• **YOUR ASSIGNMENT**:
A word-for-word copy of the data, with no images, is the required answer.

• **ENTRIES PROVIDED**:
• • •
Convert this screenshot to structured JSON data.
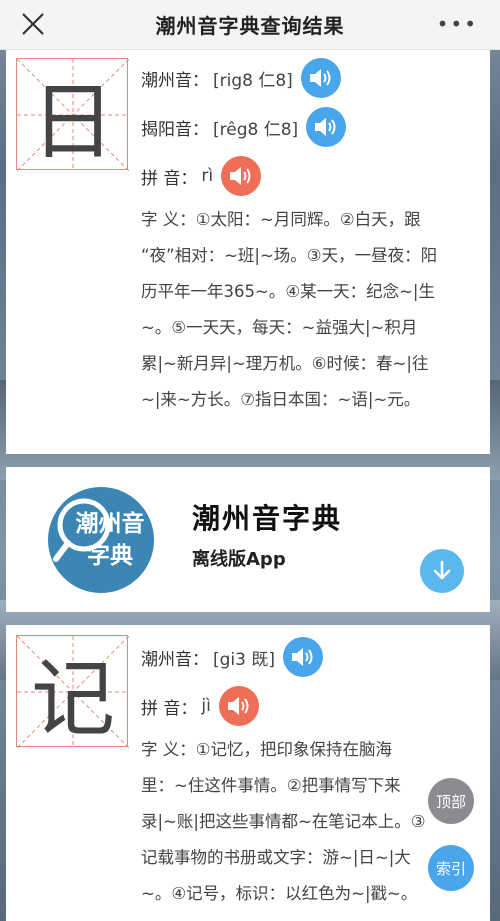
{
  "header": {
    "title": "潮州音字典查询结果",
    "more_label": "•••"
  },
  "entries": [
    {
      "char": "日",
      "rows": [
        {
          "label": "潮州音：",
          "value": "[rig8 仁8]",
          "speaker": "blue"
        },
        {
          "label": "揭阳音：",
          "value": "[rêg8 仁8]",
          "speaker": "blue"
        },
        {
          "label": "拼  音：",
          "value": "rì",
          "speaker": "red"
        }
      ],
      "meaning_label": "字 义：",
      "meaning_lines": [
        "字 义：①太阳：~月同辉。②白天，跟",
        "“夜”相对：~班|~场。③天，一昼夜：阳",
        "历平年一年365~。④某一天：纪念~|生",
        "~。⑤一天天，每天：~益强大|~积月",
        "累|~新月异|~理万机。⑥时候：春~|往",
        "~|来~方长。⑦指日本国：~语|~元。"
      ]
    },
    {
      "char": "记",
      "rows": [
        {
          "label": "潮州音：",
          "value": "[gi3 既]",
          "speaker": "blue"
        },
        {
          "label": "拼  音：",
          "value": "jì",
          "speaker": "red"
        }
      ],
      "meaning_lines": [
        "字 义：①记忆，把印象保持在脑海",
        "里：~住这件事情。②把事情写下来",
        "录|~账|把这些事情都~在笔记本上。③",
        "记载事物的书册或文字：游~|日~|大",
        "~。④记号，标识：以红色为~|戳~。"
      ]
    }
  ],
  "app_banner": {
    "logo_line1": "潮州音",
    "logo_line2": "字典",
    "name": "潮州音字典",
    "subtitle": "离线版App"
  },
  "floating": {
    "top_label": "顶部",
    "index_label": "索引"
  },
  "colors": {
    "speaker_blue": "#4aa6ea",
    "speaker_red": "#ef6e58",
    "grid_red": "#e7887f"
  }
}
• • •
• **RESPONSE TO THIS EXERCISE**:
Convert this screenshot to structured JSON data.
{
  "header": {
    "title": "潮州音字典查询结果",
    "more_label": "•••"
  },
  "entries": [
    {
      "char": "日",
      "rows": [
        {
          "label": "潮州音：",
          "value": "[rig8 仁8]",
          "speaker": "blue"
        },
        {
          "label": "揭阳音：",
          "value": "[rêg8 仁8]",
          "speaker": "blue"
        },
        {
          "label": "拼  音：",
          "value": "rì",
          "speaker": "red"
        }
      ],
      "meaning_label": "字 义：",
      "meaning_lines": [
        "字 义：①太阳：~月同辉。②白天，跟",
        "“夜”相对：~班|~场。③天，一昼夜：阳",
        "历平年一年365~。④某一天：纪念~|生",
        "~。⑤一天天，每天：~益强大|~积月",
        "累|~新月异|~理万机。⑥时候：春~|往",
        "~|来~方长。⑦指日本国：~语|~元。"
      ]
    },
    {
      "char": "记",
      "rows": [
        {
          "label": "潮州音：",
          "value": "[gi3 既]",
          "speaker": "blue"
        },
        {
          "label": "拼  音：",
          "value": "jì",
          "speaker": "red"
        }
      ],
      "meaning_lines": [
        "字 义：①记忆，把印象保持在脑海",
        "里：~住这件事情。②把事情写下来",
        "录|~账|把这些事情都~在笔记本上。③",
        "记载事物的书册或文字：游~|日~|大",
        "~。④记号，标识：以红色为~|戳~。"
      ]
    }
  ],
  "app_banner": {
    "logo_line1": "潮州音",
    "logo_line2": "字典",
    "name": "潮州音字典",
    "subtitle": "离线版App"
  },
  "floating": {
    "top_label": "顶部",
    "index_label": "索引"
  },
  "colors": {
    "speaker_blue": "#4aa6ea",
    "speaker_red": "#ef6e58",
    "grid_red": "#e7887f"
  }
}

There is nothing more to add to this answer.